This question gets a bit technical, but it is extremely important. A suit coat has a stiffening material inside, called the canvas, which is there to prolong the life of the suit. This canvas can be glued (fused) to the front of the coat, or it can be sewn in. A coat with a fused front is, unfortunately, not going to last very long. These suits will often end up looking rumpled and “used” after only a couple of cleanings. They are also prone to more serious problems that will make the suit prematurely unwearable.

If you want a suit that will last decades (rather than months or years), make sure you are getting one with “full canvas” construction. If you want to test the construction of a suit for yourself, pinch the coat front a few inches below the bottom button. You should be able to find a third layer between the outside and inside, which is not glued to either. If there is not third layer, the coat is of lesser construction and the price of the suit should reflect that.
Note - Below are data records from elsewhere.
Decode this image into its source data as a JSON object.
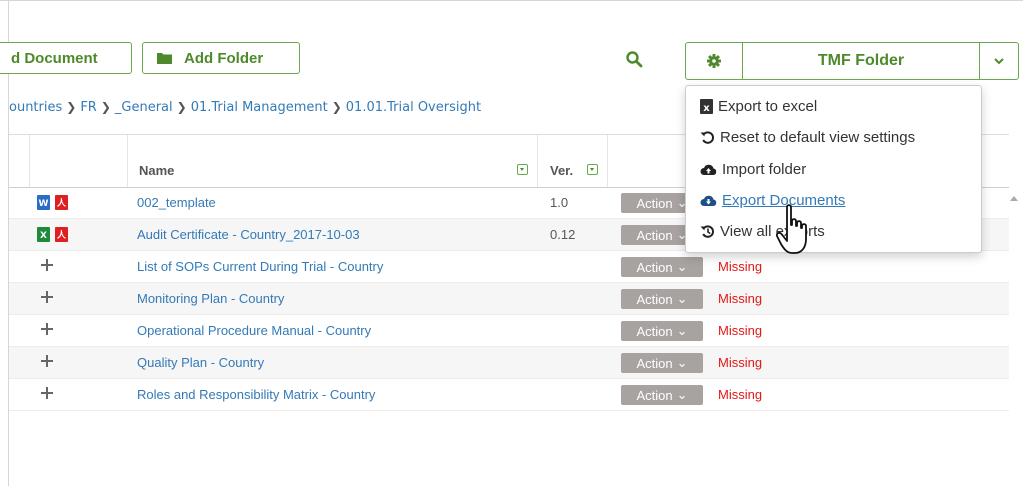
{
  "toolbar": {
    "add_document_label": "d Document",
    "add_folder_label": "Add Folder",
    "tmf_folder_label": "TMF Folder"
  },
  "breadcrumb": [
    "ountries",
    "FR",
    "_General",
    "01.Trial Management",
    "01.01.Trial Oversight"
  ],
  "table": {
    "headers": {
      "name": "Name",
      "ver": "Ver."
    },
    "rows": [
      {
        "icons": [
          "word-icon",
          "pdf-icon"
        ],
        "name": "002_template",
        "ver": "1.0",
        "action": "Action",
        "status": ""
      },
      {
        "icons": [
          "excel-icon",
          "pdf-icon"
        ],
        "name": "Audit Certificate - Country_2017-10-03",
        "ver": "0.12",
        "action": "Action",
        "status": ""
      },
      {
        "icons": [
          "plus-icon"
        ],
        "name": "List of SOPs Current During Trial - Country",
        "ver": "",
        "action": "Action",
        "status": "Missing"
      },
      {
        "icons": [
          "plus-icon"
        ],
        "name": "Monitoring Plan - Country",
        "ver": "",
        "action": "Action",
        "status": "Missing"
      },
      {
        "icons": [
          "plus-icon"
        ],
        "name": "Operational Procedure Manual - Country",
        "ver": "",
        "action": "Action",
        "status": "Missing"
      },
      {
        "icons": [
          "plus-icon"
        ],
        "name": "Quality Plan - Country",
        "ver": "",
        "action": "Action",
        "status": "Missing"
      },
      {
        "icons": [
          "plus-icon"
        ],
        "name": "Roles and Responsibility Matrix - Country",
        "ver": "",
        "action": "Action",
        "status": "Missing"
      }
    ]
  },
  "dropdown": {
    "items": [
      {
        "icon": "excel-icon",
        "label": "Export to excel"
      },
      {
        "icon": "reset-icon",
        "label": "Reset to default view settings"
      },
      {
        "icon": "cloud-upload-icon",
        "label": "Import folder"
      },
      {
        "icon": "cloud-download-icon",
        "label": "Export Documents"
      },
      {
        "icon": "history-icon",
        "label": "View all exports"
      }
    ],
    "hovered_index": 3
  },
  "colors": {
    "accent_green": "#6aa84f",
    "link_blue": "#337ab7",
    "missing_red": "#e01818",
    "action_gray": "#a8a2a0"
  }
}
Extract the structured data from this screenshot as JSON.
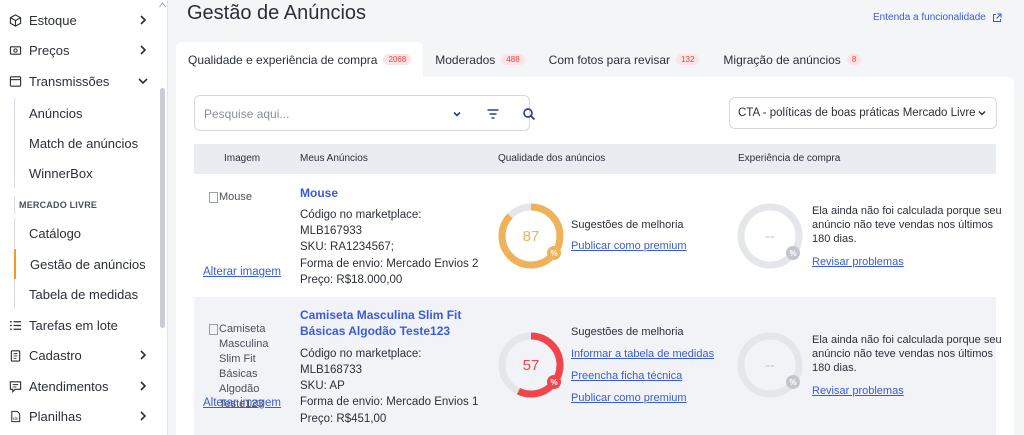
{
  "sidebar": {
    "items": [
      {
        "label": "Estoque",
        "icon": "box-icon"
      },
      {
        "label": "Preços",
        "icon": "tag-icon"
      },
      {
        "label": "Transmissões",
        "icon": "transmission-icon"
      },
      {
        "label": "Anúncios"
      },
      {
        "label": "Match de anúncios"
      },
      {
        "label": "WinnerBox"
      },
      {
        "label": "MERCADO LIVRE"
      },
      {
        "label": "Catálogo"
      },
      {
        "label": "Gestão de anúncios"
      },
      {
        "label": "Tabela de medidas"
      },
      {
        "label": "Tarefas em lote",
        "icon": "list-icon"
      },
      {
        "label": "Cadastro",
        "icon": "clipboard-icon"
      },
      {
        "label": "Atendimentos",
        "icon": "chat-icon"
      },
      {
        "label": "Planilhas",
        "icon": "spreadsheet-icon"
      }
    ]
  },
  "header": {
    "title": "Gestão de Anúncios",
    "help_link": "Entenda a funcionalidade"
  },
  "tabs": [
    {
      "label": "Qualidade e experiência de compra",
      "count": "2068"
    },
    {
      "label": "Moderados",
      "count": "488"
    },
    {
      "label": "Com fotos para revisar",
      "count": "132"
    },
    {
      "label": "Migração de anúncios",
      "count": "8"
    }
  ],
  "search": {
    "placeholder": "Pesquise aqui..."
  },
  "cta_filter": {
    "value": "CTA - políticas de boas práticas Mercado Livre"
  },
  "table": {
    "headers": [
      "Imagem",
      "Meus Anúncios",
      "Qualidade dos anúncios",
      "Experiência de compra"
    ],
    "rows": [
      {
        "image_alt": "Mouse",
        "change_image": "Alterar imagem",
        "title": "Mouse",
        "marketplace_label": "Código no marketplace:",
        "marketplace_code": "MLB167933",
        "sku": "SKU: RA1234567;",
        "shipping": "Forma de envio: Mercado Envios 2",
        "price": "Preço: R$18.000,00",
        "quality_score": 87,
        "quality_color": "#eeb25a",
        "quality_label": "Sugestões de melhoria",
        "quality_actions": [
          "Publicar como premium"
        ],
        "experience_text": "Ela ainda não foi calculada porque seu anúncio não teve vendas nos últimos 180 dias.",
        "experience_score": "--",
        "experience_action": "Revisar problemas"
      },
      {
        "image_alt": "Camiseta Masculina Slim Fit Básicas Algodão Teste123",
        "change_image": "Alterar imagem",
        "title": "Camiseta Masculina Slim Fit Básicas Algodão Teste123",
        "marketplace_label": "Código no marketplace:",
        "marketplace_code": "MLB168733",
        "sku": "SKU: AP",
        "shipping": "Forma de envio: Mercado Envios 1",
        "price": "Preço: R$451,00",
        "quality_score": 57,
        "quality_color": "#f0454a",
        "quality_label": "Sugestões de melhoria",
        "quality_actions": [
          "Informar a tabela de medidas",
          "Preencha ficha técnica",
          "Publicar como premium"
        ],
        "experience_text": "Ela ainda não foi calculada porque seu anúncio não teve vendas nos últimos 180 dias.",
        "experience_score": "--",
        "experience_action": "Revisar problemas"
      }
    ]
  },
  "colors": {
    "accent": "#3a5bd9",
    "active_marker": "#f0992c",
    "badge_text": "#e0494a",
    "badge_bg": "#fde3e3"
  }
}
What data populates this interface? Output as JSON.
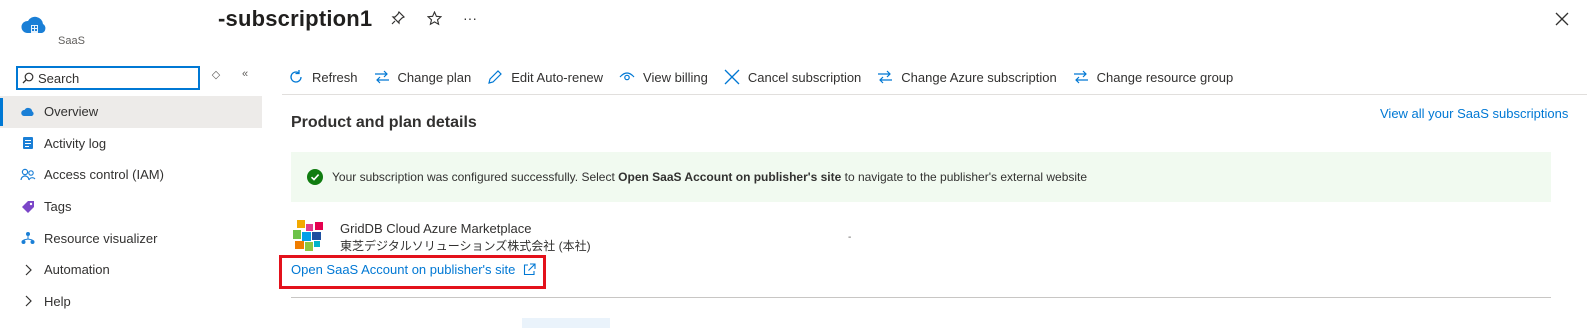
{
  "app": {
    "subtitle": "SaaS",
    "title": "-subscription1"
  },
  "search": {
    "placeholder": "Search"
  },
  "sidebar": {
    "items": [
      {
        "label": "Overview",
        "icon": "cloud-icon"
      },
      {
        "label": "Activity log",
        "icon": "log-icon"
      },
      {
        "label": "Access control (IAM)",
        "icon": "people-icon"
      },
      {
        "label": "Tags",
        "icon": "tag-icon"
      },
      {
        "label": "Resource visualizer",
        "icon": "visualizer-icon"
      },
      {
        "label": "Automation",
        "icon": "chevron-right-icon"
      },
      {
        "label": "Help",
        "icon": "chevron-right-icon"
      }
    ]
  },
  "toolbar": {
    "refresh": "Refresh",
    "change_plan": "Change plan",
    "edit_autorenew": "Edit Auto-renew",
    "view_billing": "View billing",
    "cancel_subscription": "Cancel subscription",
    "change_azure_subscription": "Change Azure subscription",
    "change_resource_group": "Change resource group"
  },
  "main": {
    "section_title": "Product and plan details",
    "view_all_link": "View all your SaaS subscriptions",
    "banner": {
      "text_before": "Your subscription was configured successfully. Select ",
      "text_bold": "Open SaaS Account on publisher's site",
      "text_after": " to navigate to the publisher's external website"
    },
    "offer": {
      "name": "GridDB Cloud Azure Marketplace",
      "publisher": "東芝デジタルソリューションズ株式会社 (本社)",
      "dot": "-"
    },
    "open_link": "Open SaaS Account on publisher's site"
  },
  "colors": {
    "accent": "#0078d4",
    "highlight": "#e3111b",
    "success": "#107c10",
    "banner_bg": "#f1faf0"
  }
}
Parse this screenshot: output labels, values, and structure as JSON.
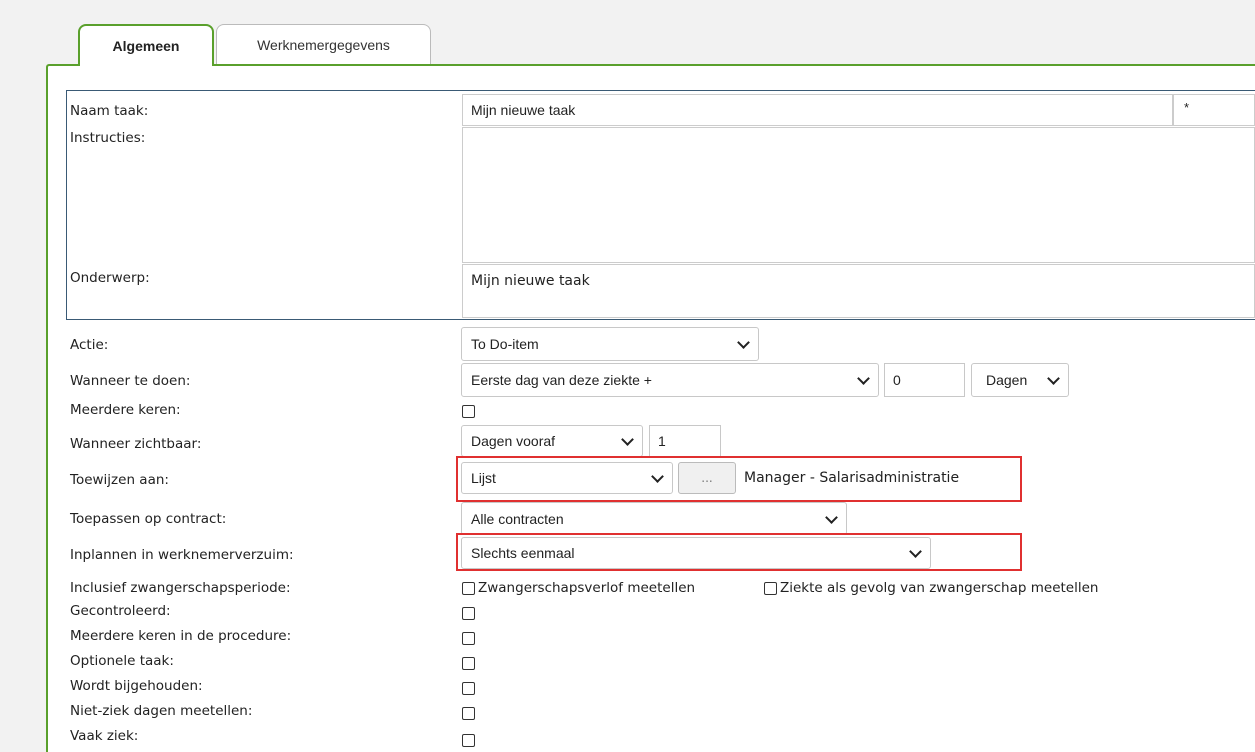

(Working cuffs with hand-sewn buttonholes make a great addition to any custom suit. Always check what details are included in the agreed-upon price)

3. How much of the work is done in-house?

There is a strong tendency right now for tailors to outsource their work, as well as a tendency for fancy suit salesmen to pose as tailors in order to sell their wares. For this reason, knowing how much work will be done in-house is critical. Here are some guidelines:

* If a suit is advertised as “Bespoke,” no less than 100% of the work should be done in-house, by the tailor you work with and his direct associates. The making of a Bespoke suit can not be carried out overseas or by any other sort of third party; that is the exact opposite of what the word Bespoke entails. A true Bespoke suit will never cost less than about $4,000.

* Any suit that is constructed, in any part, offsite is a “Made-to-Measure.” If you are buying a Made-to-Measure suit, make sure you understand what work will be done in-house. A good tailor will perform finishing work (sewing on buttonholes, etc.) in-house, as well as any needed alterations.

* Your tailor should, at very least, be performing all needed alterations for your suit in-house. If that is not the case, you are working with a salesman, not a tailor. As a rule, it is a terrible idea to buy a custom suit from somebody who does not know how to sew.

David Andrew is a Bespoke tailor in the heart of Seattle. His shop, Sew Generously Bespoke, offers full Bespoke, Made-to-Measure, and alteration services.

(Below image: A custom suit or tuxedo will help the wearer look and feel comfortable and confident. Image courtesy of The Popes)